20.8. Advanced Mobile Features
20.8.1. Providing a Fallback UI
20.8.2. Geolocation
20.8.3. Storing Data in the Local Storage
20.8.4. Uploading Content
20.9. Offline Mode
20.9.1. Enabling the Cache Manifest
20.9.2. Enabling Offline Mode
20.9.3. The Offline User Interface
20.9.4. Sending Data to Server
20.9.5. The Offline Theme
20.10. Building an Optimized Widget Set
20.10.1. Generating the Widget Map
20.10.2. Defining the Widget Loading Style
20.10.3. Applying the Custom Widget Map Generator
20.10.4. Deployment
20.11. Testing and Debugging on Mobile Devices
20.11.1. Debugging
21. Vaadin TestBench
21.1. Overview
21.2. Quick Start
21.2.1. Installing License Key
21.2.2. Quick Start with Eclipse
21.2.3. Quick Start with Maven
21.3. Installing Vaadin TestBench
21.3.1. Test Development Setup
21.3.2. A Distributed Testing Environment
21.3.3. Installation Package Contents
21.3.4. TestBench Demo
21.3.5. Installing Browser Drivers
21.3.6. Test Node Configuration
21.4. Developing JUnit Tests
21.4.1. Basic Test Case Structure
21.4.2. Running JUnit Tests in Eclipse
21.5. Creating a Test Case
21.5.1. Test Setup
21.5.2. Basic Test Case Structure
21.5.3. Creating and Closing a Web Driver
21.6. Querying Elements
21.6.1. Generating Queries with Debug Window
21.6.2. Querying Elements by Component Type ($)
21.6.3. Non-Recursive Component Queries ($$)
21.6.4. Element Classes
21.6.5. ElementQuery Objects
21.6.6. Query Terminators
21.7. Element Selectors
21.7.1. Finding by ID
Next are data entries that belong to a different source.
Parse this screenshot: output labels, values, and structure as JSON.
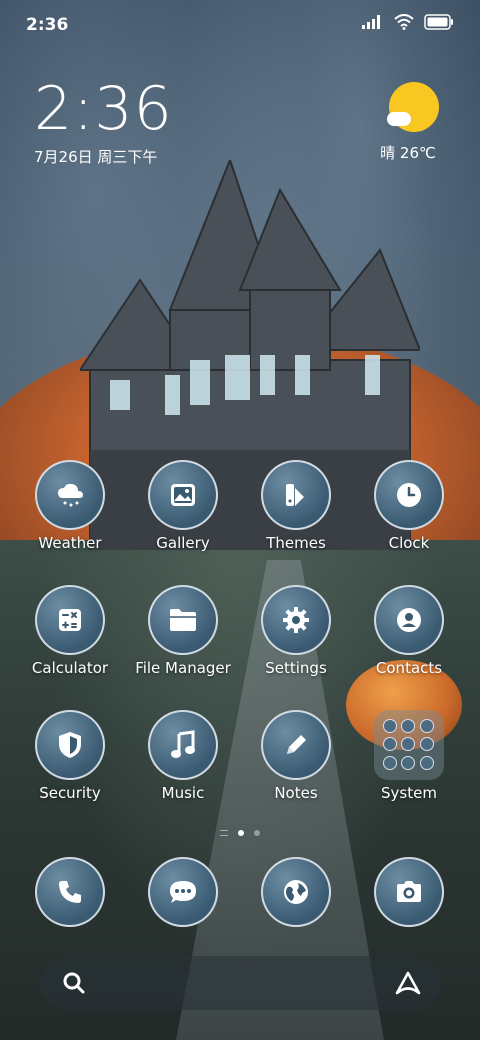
{
  "status_bar": {
    "time": "2:36"
  },
  "clock_widget": {
    "time": "2:36",
    "date": "7月26日 周三下午"
  },
  "weather_widget": {
    "text": "晴 26℃",
    "sun_color": "#f8c722"
  },
  "apps": [
    {
      "label": "Weather",
      "icon": "weather-icon"
    },
    {
      "label": "Gallery",
      "icon": "gallery-icon"
    },
    {
      "label": "Themes",
      "icon": "themes-icon"
    },
    {
      "label": "Clock",
      "icon": "clock-icon"
    },
    {
      "label": "Calculator",
      "icon": "calculator-icon"
    },
    {
      "label": "File Manager",
      "icon": "folder-icon"
    },
    {
      "label": "Settings",
      "icon": "gear-icon"
    },
    {
      "label": "Contacts",
      "icon": "contacts-icon"
    },
    {
      "label": "Security",
      "icon": "shield-icon"
    },
    {
      "label": "Music",
      "icon": "music-icon"
    },
    {
      "label": "Notes",
      "icon": "pencil-icon"
    },
    {
      "label": "System",
      "icon": "folder-grid-icon"
    }
  ],
  "dock": [
    {
      "icon": "phone-icon"
    },
    {
      "icon": "messages-icon"
    },
    {
      "icon": "browser-icon"
    },
    {
      "icon": "camera-icon"
    }
  ],
  "page_indicator": {
    "pages": 2,
    "active": 1
  },
  "search_bar": {
    "left_icon": "search-icon",
    "right_icon": "assistant-icon"
  }
}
21.7.2. Finding by CSS Class
21.8. Special Testing Topics
21.8.1. Waiting for Vaadin
21.8.2. Testing Tooltips
21.8.3. Scrolling
21.8.4. Testing Notifications
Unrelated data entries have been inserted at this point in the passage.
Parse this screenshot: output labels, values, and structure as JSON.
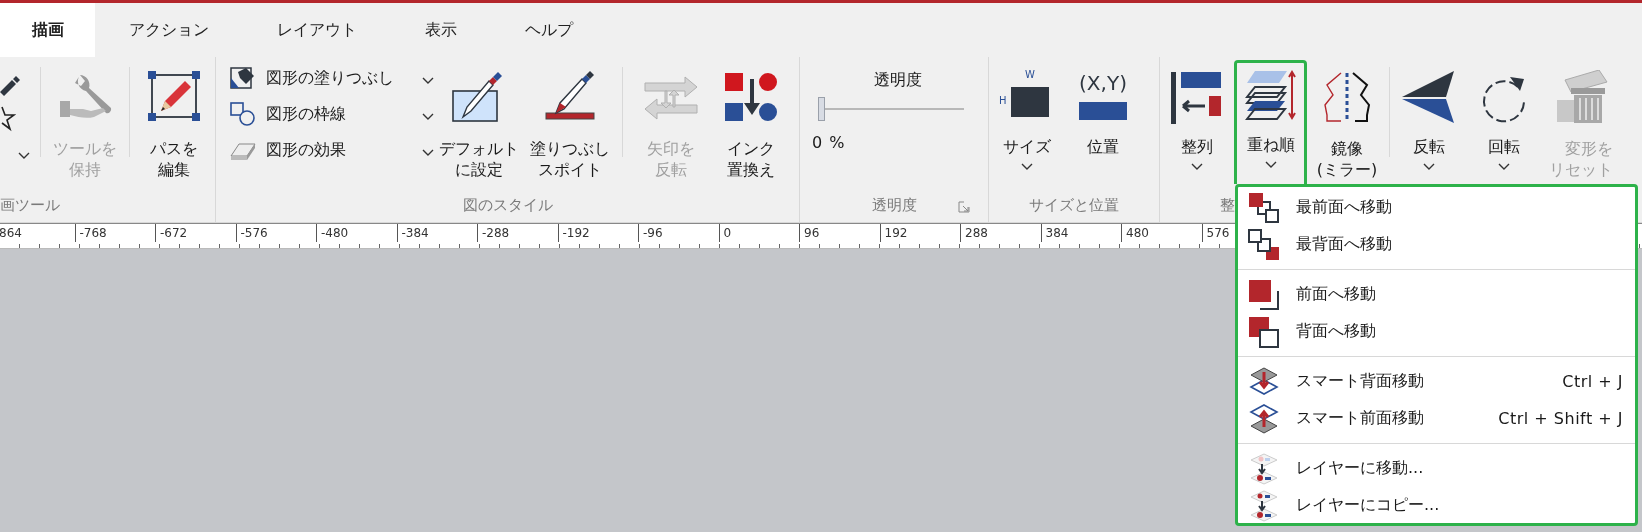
{
  "tabs": [
    {
      "label": "描画",
      "selected": true
    },
    {
      "label": "アクション",
      "selected": false
    },
    {
      "label": "レイアウト",
      "selected": false
    },
    {
      "label": "表示",
      "selected": false
    },
    {
      "label": "ヘルプ",
      "selected": false
    }
  ],
  "drawing_tools": {
    "label": "画ツール",
    "keep_tool": {
      "label": "ツールを保持",
      "disabled": true
    },
    "edit_path": {
      "label": "パスを編集",
      "disabled": false
    }
  },
  "style": {
    "label": "図のスタイル",
    "rows": [
      {
        "label": "図形の塗りつぶし"
      },
      {
        "label": "図形の枠線"
      },
      {
        "label": "図形の効果"
      }
    ],
    "set_default": {
      "label": "デフォルトに設定",
      "disabled": false
    },
    "eyedropper": {
      "label": "塗りつぶしスポイト",
      "disabled": false
    },
    "reverse_arrow": {
      "label": "矢印を反転",
      "disabled": true
    },
    "replace_ink": {
      "label": "インク置換え",
      "disabled": false
    }
  },
  "transparency": {
    "title": "透明度",
    "level": 0,
    "reading": "0 %",
    "label": "透明度"
  },
  "size_position": {
    "label": "サイズと位置",
    "size": {
      "label": "サイズ",
      "width_mark": "W",
      "height_mark": "H"
    },
    "position": {
      "label": "位置",
      "glyph": "(X,Y)"
    }
  },
  "arrange": {
    "label": "整",
    "align": {
      "label": "整列"
    },
    "order": {
      "label": "重ね順",
      "highlight": true
    },
    "mirror": {
      "label": "鏡像\n(ミラー)"
    },
    "flip": {
      "label": "反転"
    },
    "rotate": {
      "label": "回転"
    },
    "reset": {
      "label": "変形をリセット",
      "disabled": true
    }
  },
  "ruler": [
    "864",
    "-768",
    "-672",
    "-576",
    "-480",
    "-384",
    "-288",
    "-192",
    "-96",
    "0",
    "96",
    "192",
    "288",
    "384",
    "480",
    "576"
  ],
  "menu": {
    "highlight": true,
    "sections": [
      [
        {
          "label": "最前面へ移動"
        },
        {
          "label": "最背面へ移動"
        }
      ],
      [
        {
          "label": "前面へ移動"
        },
        {
          "label": "背面へ移動"
        }
      ],
      [
        {
          "label": "スマート背面移動",
          "shortcut": "Ctrl + J"
        },
        {
          "label": "スマート前面移動",
          "shortcut": "Ctrl + Shift + J"
        }
      ],
      [
        {
          "label": "レイヤーに移動..."
        },
        {
          "label": "レイヤーにコピー..."
        }
      ]
    ]
  }
}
21.8.5. Testing Context Menus
21.8.6. Profiling Test Execution Time
21.9. Creating Maintainable Tests
21.9.1. Increasing Selector Robustness
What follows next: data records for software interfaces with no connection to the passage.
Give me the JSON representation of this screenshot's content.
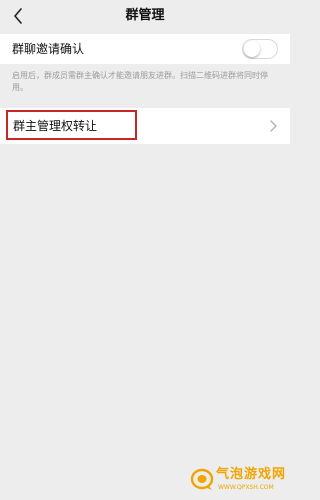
{
  "nav": {
    "title": "群管理",
    "back_icon": "chevron-left-icon"
  },
  "settings": {
    "invite_confirm": {
      "label": "群聊邀请确认",
      "enabled": false
    },
    "description": "启用后，群成员需群主确认才能邀请朋友进群。扫描二维码进群将同时停用。",
    "transfer": {
      "label": "群主管理权转让",
      "chevron_icon": "chevron-right-icon"
    }
  },
  "watermark": {
    "name": "气泡游戏网",
    "url": "WWW.QPXSH.COM"
  },
  "colors": {
    "background": "#ededed",
    "highlight_border": "#c62828",
    "watermark": "#f0a500"
  }
}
21.9.2. The Page Object Pattern
21.10. Taking and Comparing Screenshots
21.10.1. Screenshot Parameters
21.10.2. Taking Screenshots on Failure
21.10.3. Taking Screenshots for Comparison
21.10.4. Practices for Handling Screenshots
21.10.5. Known Compatibility Problems
21.11. Running Tests
21.11.1. Running Tests with Ant
21.11.2. Running Tests with Maven
21.12. Running Tests in a Distributed Environment
21.12.1. Running Tests Remotely
21.12.2. Starting the Hub
21.12.3. Node Service Configuration
21.12.4. Starting a Grid Node
21.12.5. Mobile Testing
21.13. Parallel Execution of Tests
21.13.1. Local Parallel Execution
21.13.2. Multi-Browser Execution in a Grid
21.14. Headless Testing
21.14.1. Basic Setup for Running Headless Tests
21.14.2. Running Headless Tests in a Distributed Environment
21.15. Behaviour-Driven Development
21.16. Known Issues
21.16.1. Running Firefox Tests on Mac OS X
Index